**Directions for this task:** Write each entry out again exactly as it was given.

Collected data entries
==========

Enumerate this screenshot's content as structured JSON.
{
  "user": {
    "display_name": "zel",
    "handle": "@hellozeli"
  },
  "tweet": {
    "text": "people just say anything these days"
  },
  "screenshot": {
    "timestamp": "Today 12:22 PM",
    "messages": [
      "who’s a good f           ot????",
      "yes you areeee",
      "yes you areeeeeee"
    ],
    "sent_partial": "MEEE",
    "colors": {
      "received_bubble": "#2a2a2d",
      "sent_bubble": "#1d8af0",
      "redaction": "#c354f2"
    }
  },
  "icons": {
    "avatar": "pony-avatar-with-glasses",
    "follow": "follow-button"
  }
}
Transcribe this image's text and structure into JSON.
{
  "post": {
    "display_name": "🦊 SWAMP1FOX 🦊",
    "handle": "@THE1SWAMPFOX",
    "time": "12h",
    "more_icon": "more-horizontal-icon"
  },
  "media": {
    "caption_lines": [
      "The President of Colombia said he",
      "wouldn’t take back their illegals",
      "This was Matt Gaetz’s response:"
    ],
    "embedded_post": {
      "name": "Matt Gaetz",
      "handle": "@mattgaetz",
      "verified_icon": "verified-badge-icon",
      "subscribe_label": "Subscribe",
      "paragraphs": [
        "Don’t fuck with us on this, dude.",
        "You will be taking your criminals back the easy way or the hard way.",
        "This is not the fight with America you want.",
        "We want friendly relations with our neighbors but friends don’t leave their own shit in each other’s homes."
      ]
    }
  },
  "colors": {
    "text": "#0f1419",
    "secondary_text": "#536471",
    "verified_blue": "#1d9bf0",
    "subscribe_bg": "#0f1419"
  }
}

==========

**Solution to this problem:**
Enumerate this screenshot's content as structured JSON.
{
  "user": {
    "display_name": "zel",
    "handle": "@hellozeli"
  },
  "tweet": {
    "text": "people just say anything these days"
  },
  "screenshot": {
    "timestamp": "Today 12:22 PM",
    "messages": [
      "who’s a good f           ot????",
      "yes you areeee",
      "yes you areeeeeee"
    ],
    "sent_partial": "MEEE",
    "colors": {
      "received_bubble": "#2a2a2d",
      "sent_bubble": "#1d8af0",
      "redaction": "#c354f2"
    }
  },
  "icons": {
    "avatar": "pony-avatar-with-glasses",
    "follow": "follow-button"
  }
}
Transcribe this image's text and structure into JSON.
{
  "post": {
    "display_name": "🦊 SWAMP1FOX 🦊",
    "handle": "@THE1SWAMPFOX",
    "time": "12h",
    "more_icon": "more-horizontal-icon"
  },
  "media": {
    "caption_lines": [
      "The President of Colombia said he",
      "wouldn’t take back their illegals",
      "This was Matt Gaetz’s response:"
    ],
    "embedded_post": {
      "name": "Matt Gaetz",
      "handle": "@mattgaetz",
      "verified_icon": "verified-badge-icon",
      "subscribe_label": "Subscribe",
      "paragraphs": [
        "Don’t fuck with us on this, dude.",
        "You will be taking your criminals back the easy way or the hard way.",
        "This is not the fight with America you want.",
        "We want friendly relations with our neighbors but friends don’t leave their own shit in each other’s homes."
      ]
    }
  },
  "colors": {
    "text": "#0f1419",
    "secondary_text": "#536471",
    "verified_blue": "#1d9bf0",
    "subscribe_bg": "#0f1419"
  }
}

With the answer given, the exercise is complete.